Professor Mojdeh A. Pajouh
Date of this Version
Ruskamp, R.J., Development of a Next-Generation Non-Proprietary Portable Concrete Barrier, University of Nebraska-Lincoln, Lincoln, Nebraska, May 2022.
Portable concrete barriers (PCBs) are segmented barriers made of precast concrete units that are connected by various load-bearing hardware. PCBs are typically used to shield work zones by redirecting errant vehicles upon impact with the barrier system. Most commonly-available PCBs have demonstrated performance issues arising from the sloped face of the barrier, which encourages vehicles to pitch and roll during impact, potentially resulting in vehicle rollover. Concerns also exist regarding the large dynamic deflections exhibited by these systems that can encroach upon the protected work zone or require anchoring to prevent large displacements. In addition to these concerns, the American Association of State Highway and Transportation Officials (AASHTO) updated the Manual for Assessing Safety Hardware (MASH) in 2016, which improved the criteria for evaluating roadside safety devices and required the re-evaluation of barrier systems developed before the updated standards were published. Thus, an opportunity existed to develop a next-generation PCB system capable of meeting the new MASH 2016 criteria while addressing the concerns of the current generation of PCBs.
The objective of this research effort funded by the Mid-America Transportation Center (MATC) was to further develop and investigate PCB concept designs that were brainstormed under a parallel research effort at the Midwest Roadside Safety Facility (MwRSF) funded by the Wisconsin Department of Transportation. This research consisted of the development of finite element models of the PCB design concepts for use in LS-DYNA simulations, followed by the comparison of the simulation results to a current PCB system that has been previously modeled and validated.

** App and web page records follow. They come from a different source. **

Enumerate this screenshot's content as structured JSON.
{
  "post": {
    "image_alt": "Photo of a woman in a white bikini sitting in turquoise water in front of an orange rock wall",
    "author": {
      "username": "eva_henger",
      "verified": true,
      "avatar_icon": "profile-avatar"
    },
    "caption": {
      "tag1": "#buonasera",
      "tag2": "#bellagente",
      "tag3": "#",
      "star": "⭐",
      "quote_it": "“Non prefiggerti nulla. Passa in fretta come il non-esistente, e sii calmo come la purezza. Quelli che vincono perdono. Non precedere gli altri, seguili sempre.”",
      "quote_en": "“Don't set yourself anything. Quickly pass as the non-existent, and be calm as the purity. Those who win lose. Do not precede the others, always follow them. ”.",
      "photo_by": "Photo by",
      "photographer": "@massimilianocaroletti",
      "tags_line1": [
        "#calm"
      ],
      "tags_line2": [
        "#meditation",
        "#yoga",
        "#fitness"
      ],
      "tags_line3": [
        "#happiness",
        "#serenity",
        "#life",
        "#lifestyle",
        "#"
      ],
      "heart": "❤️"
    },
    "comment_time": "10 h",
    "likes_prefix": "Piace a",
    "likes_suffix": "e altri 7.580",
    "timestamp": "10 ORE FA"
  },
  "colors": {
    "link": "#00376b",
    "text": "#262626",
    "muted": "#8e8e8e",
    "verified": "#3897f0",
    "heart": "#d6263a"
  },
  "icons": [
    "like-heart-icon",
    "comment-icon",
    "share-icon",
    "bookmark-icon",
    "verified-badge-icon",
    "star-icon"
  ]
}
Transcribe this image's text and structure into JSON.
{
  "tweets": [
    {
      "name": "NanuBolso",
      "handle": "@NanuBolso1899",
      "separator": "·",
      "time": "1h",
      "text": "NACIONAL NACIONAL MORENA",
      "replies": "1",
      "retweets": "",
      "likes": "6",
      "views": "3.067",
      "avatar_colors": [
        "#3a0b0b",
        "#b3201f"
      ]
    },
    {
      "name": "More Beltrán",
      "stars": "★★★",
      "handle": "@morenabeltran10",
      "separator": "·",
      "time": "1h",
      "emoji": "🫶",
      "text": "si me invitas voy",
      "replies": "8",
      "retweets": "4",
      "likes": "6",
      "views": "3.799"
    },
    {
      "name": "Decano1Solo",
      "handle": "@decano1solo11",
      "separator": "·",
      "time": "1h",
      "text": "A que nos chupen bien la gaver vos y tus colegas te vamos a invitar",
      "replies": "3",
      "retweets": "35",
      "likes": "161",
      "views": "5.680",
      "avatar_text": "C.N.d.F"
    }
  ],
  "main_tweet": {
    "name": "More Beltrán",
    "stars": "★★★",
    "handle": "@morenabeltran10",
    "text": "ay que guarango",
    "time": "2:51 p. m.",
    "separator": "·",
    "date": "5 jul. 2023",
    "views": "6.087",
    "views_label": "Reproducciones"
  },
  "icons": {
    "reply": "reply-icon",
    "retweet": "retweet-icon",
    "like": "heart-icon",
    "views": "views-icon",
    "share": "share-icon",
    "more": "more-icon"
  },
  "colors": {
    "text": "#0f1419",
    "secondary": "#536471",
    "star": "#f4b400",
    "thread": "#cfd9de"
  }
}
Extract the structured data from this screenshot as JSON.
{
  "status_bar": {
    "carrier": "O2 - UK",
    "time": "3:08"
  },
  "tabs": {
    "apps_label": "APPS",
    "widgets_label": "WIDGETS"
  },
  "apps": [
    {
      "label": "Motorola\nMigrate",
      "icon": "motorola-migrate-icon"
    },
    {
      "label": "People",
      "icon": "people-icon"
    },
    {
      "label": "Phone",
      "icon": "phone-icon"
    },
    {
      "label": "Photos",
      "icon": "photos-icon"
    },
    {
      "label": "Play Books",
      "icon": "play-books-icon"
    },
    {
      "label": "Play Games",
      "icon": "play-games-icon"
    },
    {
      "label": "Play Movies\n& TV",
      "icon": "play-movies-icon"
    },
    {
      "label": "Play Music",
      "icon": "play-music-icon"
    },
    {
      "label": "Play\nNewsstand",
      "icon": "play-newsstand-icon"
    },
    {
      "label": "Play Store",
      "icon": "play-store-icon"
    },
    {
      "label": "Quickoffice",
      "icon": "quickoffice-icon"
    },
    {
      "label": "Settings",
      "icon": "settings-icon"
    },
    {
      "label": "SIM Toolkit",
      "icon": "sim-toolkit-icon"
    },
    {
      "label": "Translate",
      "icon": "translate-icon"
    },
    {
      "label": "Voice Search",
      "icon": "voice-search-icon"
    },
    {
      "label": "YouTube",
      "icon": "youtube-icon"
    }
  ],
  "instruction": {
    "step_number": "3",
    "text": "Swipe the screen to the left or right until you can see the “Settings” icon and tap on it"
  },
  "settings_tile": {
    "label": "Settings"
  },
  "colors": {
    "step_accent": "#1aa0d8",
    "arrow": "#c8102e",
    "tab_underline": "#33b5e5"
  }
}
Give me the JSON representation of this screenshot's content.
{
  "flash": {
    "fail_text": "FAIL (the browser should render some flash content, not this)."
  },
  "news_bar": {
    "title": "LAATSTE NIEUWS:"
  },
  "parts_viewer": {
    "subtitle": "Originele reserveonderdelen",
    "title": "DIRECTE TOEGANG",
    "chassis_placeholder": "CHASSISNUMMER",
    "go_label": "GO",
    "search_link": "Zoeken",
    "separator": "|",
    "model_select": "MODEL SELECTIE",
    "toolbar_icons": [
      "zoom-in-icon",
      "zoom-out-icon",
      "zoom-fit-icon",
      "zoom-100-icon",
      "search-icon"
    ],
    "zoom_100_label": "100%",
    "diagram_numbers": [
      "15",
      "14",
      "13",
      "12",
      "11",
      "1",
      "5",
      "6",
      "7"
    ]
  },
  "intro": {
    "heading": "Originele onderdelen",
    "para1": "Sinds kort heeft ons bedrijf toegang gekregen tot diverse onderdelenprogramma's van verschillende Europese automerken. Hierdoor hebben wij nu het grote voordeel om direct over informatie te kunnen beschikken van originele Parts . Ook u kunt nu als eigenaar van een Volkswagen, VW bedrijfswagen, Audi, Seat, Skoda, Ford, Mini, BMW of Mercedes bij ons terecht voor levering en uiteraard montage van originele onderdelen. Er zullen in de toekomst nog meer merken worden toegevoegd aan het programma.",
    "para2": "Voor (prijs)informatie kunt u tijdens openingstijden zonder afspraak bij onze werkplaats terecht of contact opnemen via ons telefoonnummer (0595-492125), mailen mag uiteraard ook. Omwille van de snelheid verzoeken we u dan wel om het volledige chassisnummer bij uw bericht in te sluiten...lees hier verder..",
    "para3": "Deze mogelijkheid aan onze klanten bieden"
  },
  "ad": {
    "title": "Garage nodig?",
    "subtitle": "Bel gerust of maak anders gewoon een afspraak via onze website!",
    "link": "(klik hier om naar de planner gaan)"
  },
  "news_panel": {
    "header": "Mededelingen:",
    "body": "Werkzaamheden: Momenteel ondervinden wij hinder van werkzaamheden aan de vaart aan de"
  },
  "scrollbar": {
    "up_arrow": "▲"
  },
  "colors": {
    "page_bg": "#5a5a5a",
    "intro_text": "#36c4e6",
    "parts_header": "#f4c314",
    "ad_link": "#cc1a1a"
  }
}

The simulation analysis identified three PCB concepts as viable designs, while three other PCB concepts were not recommended based on the simulation performance. Upon completion of the simulation analysis, the simulation results of the six PCB concepts were presented to Midwest Pooled Fund Program member states. Finally, a single concept, that used interlocking and staggered precast concrete segments without the need for connection hardware, was selected for further design and full-scale crash testing in the next phase of the research.
Advisor: Mojdeh A. Pajouh